Directions for this task.
Read through the data and report every line in which the word "Informações" occurs.

===== Data supplied =====

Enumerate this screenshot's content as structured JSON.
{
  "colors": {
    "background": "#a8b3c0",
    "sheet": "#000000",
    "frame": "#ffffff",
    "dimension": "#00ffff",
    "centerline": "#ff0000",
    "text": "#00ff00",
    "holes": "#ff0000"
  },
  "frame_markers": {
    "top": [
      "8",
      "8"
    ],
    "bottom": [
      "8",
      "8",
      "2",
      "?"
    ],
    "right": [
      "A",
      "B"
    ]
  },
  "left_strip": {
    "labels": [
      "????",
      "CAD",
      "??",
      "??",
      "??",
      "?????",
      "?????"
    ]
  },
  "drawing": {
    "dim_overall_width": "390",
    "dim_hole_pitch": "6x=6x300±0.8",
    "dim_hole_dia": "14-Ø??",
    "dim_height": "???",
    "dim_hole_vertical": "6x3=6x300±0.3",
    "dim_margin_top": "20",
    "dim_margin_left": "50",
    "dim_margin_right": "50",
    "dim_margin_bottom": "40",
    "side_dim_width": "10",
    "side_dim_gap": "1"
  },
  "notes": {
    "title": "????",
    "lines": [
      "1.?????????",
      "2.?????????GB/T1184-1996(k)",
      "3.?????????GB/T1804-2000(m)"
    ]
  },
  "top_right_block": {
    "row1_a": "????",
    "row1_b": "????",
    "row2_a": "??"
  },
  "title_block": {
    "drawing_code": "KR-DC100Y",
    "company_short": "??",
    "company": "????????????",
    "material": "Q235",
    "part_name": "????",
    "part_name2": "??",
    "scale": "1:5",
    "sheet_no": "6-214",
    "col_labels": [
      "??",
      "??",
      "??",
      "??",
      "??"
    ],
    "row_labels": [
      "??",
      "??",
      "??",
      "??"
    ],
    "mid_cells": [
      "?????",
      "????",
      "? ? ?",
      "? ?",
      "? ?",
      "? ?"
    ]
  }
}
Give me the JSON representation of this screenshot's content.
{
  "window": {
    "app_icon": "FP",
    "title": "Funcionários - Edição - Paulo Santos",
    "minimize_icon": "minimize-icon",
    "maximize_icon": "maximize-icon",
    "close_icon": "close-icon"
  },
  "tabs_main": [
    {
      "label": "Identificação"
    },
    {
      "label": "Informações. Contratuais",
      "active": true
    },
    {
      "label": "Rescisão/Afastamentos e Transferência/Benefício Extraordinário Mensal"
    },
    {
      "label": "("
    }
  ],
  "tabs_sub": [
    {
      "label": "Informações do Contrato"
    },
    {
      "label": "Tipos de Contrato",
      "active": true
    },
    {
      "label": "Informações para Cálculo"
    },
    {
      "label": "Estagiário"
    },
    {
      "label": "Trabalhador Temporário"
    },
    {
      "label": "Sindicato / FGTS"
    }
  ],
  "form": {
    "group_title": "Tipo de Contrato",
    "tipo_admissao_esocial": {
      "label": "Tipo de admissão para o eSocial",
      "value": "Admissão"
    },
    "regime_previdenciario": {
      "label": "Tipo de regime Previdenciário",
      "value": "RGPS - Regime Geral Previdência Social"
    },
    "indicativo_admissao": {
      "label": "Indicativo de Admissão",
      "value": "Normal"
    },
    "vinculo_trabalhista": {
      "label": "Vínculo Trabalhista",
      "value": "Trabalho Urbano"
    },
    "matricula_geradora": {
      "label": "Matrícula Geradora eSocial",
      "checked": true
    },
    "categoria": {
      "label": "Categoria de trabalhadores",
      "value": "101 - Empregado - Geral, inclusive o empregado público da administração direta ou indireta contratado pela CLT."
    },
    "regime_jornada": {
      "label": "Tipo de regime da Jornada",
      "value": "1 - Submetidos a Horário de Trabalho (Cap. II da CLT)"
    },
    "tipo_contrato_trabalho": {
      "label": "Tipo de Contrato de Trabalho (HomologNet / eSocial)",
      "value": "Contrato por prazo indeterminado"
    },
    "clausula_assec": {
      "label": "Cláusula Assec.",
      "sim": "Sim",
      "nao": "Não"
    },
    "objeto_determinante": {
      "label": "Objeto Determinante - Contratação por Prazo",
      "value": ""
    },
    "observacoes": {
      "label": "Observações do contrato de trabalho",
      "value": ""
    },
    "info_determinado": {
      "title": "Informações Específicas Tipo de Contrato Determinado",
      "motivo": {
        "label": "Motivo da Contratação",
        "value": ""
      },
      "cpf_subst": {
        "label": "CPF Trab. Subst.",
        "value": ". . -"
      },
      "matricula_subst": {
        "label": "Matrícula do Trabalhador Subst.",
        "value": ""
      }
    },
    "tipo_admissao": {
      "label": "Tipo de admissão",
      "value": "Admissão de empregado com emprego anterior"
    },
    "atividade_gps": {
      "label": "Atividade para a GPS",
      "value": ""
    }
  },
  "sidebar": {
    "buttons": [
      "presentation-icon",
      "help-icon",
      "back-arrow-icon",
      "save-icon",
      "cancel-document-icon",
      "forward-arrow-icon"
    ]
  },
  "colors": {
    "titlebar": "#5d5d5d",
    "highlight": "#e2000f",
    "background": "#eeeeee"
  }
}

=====

Task answer.
      "label": "Informações. Contratuais",
      "label": "Informações do Contrato"
      "label": "Informações para Cálculo"
      "title": "Informações Específicas Tipo de Contrato Determinado",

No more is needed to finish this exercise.